Hanneke Poort, PhD, discusses research regarding fatigue as an adverse event in patients with gynecologic cancer.
Hanneke Poort, PhD, an instructor at Dana-Farber Cancer Institute and Harvard Medical School, discusses research regarding fatigue as an adverse event (AE) in patients with gynecologic cancer.
Fatigue is one of the most common and debilitating treatment-related AEs, explains Poort. However, few studies have examined the course of fatigue over time and whether it resolves with intervention. In the study, investigators looked at data from 312 women with ovarian or endometrial cancer. Nearly half of patients reported clinically significant fatigue after initial surgical treatment and prior to the start of additional treatment, says Poort.

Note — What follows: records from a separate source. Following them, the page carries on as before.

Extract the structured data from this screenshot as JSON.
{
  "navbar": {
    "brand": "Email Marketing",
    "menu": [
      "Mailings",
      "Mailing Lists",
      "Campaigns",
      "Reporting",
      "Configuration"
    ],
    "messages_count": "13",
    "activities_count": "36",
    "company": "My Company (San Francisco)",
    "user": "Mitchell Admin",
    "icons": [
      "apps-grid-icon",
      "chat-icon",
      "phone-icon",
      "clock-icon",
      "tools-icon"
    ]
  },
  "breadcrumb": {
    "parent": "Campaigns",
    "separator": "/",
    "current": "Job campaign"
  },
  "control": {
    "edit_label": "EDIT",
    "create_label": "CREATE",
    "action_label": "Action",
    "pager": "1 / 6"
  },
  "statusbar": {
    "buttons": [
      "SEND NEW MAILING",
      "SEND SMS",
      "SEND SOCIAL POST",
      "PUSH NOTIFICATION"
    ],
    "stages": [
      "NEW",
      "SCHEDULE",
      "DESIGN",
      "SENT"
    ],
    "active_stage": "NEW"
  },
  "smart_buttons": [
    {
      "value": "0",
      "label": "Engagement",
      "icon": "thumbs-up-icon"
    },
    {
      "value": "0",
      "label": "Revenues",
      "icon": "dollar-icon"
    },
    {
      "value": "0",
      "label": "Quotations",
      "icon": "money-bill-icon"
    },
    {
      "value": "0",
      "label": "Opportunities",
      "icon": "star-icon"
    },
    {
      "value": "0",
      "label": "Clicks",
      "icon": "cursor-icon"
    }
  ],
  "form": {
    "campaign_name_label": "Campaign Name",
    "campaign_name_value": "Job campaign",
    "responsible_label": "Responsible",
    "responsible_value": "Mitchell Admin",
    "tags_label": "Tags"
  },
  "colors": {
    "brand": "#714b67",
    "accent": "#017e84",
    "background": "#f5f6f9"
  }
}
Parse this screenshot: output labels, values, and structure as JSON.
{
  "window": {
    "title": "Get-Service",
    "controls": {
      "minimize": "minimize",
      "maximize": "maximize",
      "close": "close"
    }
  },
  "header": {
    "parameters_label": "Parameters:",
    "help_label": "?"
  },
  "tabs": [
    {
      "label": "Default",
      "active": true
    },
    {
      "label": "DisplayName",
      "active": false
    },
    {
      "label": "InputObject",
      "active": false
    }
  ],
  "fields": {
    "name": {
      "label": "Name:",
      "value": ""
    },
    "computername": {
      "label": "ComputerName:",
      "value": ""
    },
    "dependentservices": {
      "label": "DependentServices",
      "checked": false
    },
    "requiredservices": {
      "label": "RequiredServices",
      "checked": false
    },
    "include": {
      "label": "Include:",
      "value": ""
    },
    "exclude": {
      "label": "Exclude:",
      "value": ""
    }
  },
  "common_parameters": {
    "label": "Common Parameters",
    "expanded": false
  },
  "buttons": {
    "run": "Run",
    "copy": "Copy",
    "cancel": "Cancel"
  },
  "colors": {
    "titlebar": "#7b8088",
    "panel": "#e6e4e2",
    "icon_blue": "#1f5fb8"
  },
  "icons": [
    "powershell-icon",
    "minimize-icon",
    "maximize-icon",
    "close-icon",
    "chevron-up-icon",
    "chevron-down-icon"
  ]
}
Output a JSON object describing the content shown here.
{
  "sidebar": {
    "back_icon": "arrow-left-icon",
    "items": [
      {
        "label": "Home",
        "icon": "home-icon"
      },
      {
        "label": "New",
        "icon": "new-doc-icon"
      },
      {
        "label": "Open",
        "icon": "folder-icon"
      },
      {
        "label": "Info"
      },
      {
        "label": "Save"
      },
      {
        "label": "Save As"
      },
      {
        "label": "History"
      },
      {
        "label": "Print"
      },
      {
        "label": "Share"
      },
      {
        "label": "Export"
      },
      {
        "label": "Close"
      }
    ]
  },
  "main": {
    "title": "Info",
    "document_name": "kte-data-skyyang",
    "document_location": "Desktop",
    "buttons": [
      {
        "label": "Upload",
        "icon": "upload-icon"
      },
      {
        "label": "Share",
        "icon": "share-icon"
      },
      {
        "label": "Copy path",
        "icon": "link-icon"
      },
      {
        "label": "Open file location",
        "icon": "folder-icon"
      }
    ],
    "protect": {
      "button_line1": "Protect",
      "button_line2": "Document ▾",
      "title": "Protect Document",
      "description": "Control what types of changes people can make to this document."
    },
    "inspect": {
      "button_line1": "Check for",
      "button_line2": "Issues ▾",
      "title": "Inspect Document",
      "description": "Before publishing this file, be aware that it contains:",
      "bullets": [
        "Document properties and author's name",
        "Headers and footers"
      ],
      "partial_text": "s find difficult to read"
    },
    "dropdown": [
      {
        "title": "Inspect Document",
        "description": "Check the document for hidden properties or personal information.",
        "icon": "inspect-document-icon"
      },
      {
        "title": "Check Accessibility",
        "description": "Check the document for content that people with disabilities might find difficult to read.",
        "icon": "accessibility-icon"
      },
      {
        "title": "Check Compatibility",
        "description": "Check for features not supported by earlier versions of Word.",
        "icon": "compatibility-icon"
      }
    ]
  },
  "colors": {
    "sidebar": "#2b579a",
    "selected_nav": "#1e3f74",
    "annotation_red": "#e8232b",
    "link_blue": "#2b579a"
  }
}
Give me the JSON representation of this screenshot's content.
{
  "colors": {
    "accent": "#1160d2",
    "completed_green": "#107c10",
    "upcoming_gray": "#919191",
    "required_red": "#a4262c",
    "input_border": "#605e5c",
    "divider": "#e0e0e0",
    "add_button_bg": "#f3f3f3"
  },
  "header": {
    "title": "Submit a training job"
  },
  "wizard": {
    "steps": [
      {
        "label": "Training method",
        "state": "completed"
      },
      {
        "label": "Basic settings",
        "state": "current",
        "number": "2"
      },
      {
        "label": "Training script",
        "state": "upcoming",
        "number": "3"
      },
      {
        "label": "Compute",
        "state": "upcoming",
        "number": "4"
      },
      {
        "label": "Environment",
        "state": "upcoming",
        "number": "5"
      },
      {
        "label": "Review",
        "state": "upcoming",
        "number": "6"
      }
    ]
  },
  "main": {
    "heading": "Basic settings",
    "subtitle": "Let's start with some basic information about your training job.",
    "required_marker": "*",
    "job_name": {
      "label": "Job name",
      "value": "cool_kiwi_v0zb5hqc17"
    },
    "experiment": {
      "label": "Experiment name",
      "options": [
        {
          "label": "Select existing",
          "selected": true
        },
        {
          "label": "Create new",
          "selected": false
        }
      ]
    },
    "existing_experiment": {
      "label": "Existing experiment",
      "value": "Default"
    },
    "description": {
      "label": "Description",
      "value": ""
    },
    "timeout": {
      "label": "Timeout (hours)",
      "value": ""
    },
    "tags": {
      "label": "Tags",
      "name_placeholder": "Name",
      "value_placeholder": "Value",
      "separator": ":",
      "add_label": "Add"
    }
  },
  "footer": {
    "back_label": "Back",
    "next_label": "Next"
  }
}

The fatigue did not resolve after 12 months of follow-up, adds Poort.
The most pertinent factors that contributed to clinically significant and persistent fatigue were fatigue at baseline and depressive symptoms. There are interventions focusing on psychologic factors that have been shown to help reduce fatigue, but these studies have not focused on women with gynecologic cancers, according to Poort. Research at Dana-Farber Cancer Institute is currently adapting cognitive behavior therapy that was previously tested in a large group of patients with advanced ovarian cancer who received PARP inhibitors, concludes Poort.